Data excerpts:
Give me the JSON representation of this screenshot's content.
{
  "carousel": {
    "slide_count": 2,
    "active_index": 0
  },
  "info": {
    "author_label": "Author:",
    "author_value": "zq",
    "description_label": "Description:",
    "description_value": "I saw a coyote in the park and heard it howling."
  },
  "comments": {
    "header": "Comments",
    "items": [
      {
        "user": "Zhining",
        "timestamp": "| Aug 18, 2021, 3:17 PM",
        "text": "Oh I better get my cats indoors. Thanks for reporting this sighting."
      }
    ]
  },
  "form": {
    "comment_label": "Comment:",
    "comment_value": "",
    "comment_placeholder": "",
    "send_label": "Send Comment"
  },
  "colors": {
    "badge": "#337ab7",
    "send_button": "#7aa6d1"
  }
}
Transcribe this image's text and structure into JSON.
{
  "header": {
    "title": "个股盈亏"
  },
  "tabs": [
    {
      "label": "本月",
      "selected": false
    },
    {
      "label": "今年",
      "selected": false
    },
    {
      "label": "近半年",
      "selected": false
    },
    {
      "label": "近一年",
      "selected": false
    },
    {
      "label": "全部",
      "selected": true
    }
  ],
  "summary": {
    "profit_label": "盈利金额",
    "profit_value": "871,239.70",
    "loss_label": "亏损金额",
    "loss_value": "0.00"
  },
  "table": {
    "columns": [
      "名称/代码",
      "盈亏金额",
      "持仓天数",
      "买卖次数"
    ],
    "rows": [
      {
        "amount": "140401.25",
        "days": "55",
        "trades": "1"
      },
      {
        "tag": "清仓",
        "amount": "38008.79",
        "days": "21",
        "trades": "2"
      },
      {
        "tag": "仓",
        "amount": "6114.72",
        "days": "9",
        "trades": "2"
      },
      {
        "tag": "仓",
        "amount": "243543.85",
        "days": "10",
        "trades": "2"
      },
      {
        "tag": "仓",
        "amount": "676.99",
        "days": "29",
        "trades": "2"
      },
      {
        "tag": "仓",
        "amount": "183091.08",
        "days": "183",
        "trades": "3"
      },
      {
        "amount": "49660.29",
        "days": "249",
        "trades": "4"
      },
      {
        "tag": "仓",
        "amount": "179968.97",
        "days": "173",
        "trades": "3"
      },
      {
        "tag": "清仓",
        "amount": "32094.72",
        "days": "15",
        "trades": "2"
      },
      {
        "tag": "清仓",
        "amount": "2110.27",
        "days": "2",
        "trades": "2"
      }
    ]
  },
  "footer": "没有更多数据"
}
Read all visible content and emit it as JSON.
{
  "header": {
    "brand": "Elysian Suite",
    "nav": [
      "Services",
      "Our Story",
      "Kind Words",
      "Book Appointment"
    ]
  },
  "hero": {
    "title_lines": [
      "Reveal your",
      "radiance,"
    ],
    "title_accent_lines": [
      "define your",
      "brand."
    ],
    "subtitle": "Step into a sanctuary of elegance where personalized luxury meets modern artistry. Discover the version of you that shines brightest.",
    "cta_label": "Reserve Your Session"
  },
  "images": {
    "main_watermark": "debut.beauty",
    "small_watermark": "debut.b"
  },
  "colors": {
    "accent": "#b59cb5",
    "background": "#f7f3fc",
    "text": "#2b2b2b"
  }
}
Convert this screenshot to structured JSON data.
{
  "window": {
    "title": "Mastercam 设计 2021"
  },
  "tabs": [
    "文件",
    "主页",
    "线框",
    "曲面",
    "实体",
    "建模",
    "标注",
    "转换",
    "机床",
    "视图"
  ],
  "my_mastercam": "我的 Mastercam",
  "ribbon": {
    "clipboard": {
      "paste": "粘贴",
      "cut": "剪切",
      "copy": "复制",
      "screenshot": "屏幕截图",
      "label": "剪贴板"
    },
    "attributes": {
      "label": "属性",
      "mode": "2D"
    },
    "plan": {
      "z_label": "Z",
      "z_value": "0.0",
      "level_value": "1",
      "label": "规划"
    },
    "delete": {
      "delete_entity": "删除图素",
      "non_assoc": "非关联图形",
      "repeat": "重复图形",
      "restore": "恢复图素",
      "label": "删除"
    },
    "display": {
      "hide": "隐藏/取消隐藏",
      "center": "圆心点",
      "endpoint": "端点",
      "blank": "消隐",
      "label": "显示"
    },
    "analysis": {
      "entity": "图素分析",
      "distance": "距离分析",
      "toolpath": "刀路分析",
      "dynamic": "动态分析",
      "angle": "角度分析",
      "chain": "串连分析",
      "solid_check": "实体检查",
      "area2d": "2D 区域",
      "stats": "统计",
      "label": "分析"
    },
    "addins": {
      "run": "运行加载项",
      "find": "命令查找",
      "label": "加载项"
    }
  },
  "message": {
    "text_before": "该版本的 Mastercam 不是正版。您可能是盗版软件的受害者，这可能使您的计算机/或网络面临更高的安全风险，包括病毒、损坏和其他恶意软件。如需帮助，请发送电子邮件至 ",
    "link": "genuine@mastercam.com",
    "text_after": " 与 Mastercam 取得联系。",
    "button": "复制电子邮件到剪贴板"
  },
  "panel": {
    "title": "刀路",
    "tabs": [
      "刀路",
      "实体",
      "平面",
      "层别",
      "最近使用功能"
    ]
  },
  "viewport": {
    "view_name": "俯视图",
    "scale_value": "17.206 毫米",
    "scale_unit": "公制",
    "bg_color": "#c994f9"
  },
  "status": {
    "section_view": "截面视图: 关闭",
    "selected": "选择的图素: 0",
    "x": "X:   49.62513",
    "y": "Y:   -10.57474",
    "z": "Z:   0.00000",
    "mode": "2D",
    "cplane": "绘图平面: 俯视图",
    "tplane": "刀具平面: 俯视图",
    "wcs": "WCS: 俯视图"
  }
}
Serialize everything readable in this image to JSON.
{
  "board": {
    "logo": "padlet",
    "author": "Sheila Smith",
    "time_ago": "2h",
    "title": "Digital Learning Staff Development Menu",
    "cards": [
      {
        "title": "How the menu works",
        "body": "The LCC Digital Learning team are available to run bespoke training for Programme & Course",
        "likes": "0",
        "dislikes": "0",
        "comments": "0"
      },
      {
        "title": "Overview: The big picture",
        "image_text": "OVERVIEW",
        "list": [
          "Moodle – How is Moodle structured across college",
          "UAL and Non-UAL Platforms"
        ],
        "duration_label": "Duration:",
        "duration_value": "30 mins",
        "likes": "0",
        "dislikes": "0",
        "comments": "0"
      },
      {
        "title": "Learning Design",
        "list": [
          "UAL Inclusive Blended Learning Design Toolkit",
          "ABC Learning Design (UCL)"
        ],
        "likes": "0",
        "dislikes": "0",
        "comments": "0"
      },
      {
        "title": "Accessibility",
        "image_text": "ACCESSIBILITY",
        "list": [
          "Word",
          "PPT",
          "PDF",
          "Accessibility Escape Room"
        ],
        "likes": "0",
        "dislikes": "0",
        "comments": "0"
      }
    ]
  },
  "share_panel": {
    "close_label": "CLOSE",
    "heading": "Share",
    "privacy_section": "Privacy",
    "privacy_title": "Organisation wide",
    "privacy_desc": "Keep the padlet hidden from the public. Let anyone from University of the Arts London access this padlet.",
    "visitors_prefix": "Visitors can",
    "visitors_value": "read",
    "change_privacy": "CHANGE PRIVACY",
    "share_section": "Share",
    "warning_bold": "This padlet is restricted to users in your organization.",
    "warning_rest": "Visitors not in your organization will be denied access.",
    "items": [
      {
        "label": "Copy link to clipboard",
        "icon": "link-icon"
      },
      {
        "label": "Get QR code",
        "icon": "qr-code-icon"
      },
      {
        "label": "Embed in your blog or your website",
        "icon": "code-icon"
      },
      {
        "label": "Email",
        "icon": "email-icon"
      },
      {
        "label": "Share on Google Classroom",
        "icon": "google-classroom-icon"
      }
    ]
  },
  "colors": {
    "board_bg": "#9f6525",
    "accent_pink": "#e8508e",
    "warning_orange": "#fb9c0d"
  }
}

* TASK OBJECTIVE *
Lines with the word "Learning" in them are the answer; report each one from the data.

* FINAL ANSWER *
    "title": "Digital Learning Staff Development Menu",
        "body": "The LCC Digital Learning team are available to run bespoke training for Programme & Course",
        "title": "Learning Design",
          "UAL Inclusive Blended Learning Design Toolkit",
          "ABC Learning Design (UCL)"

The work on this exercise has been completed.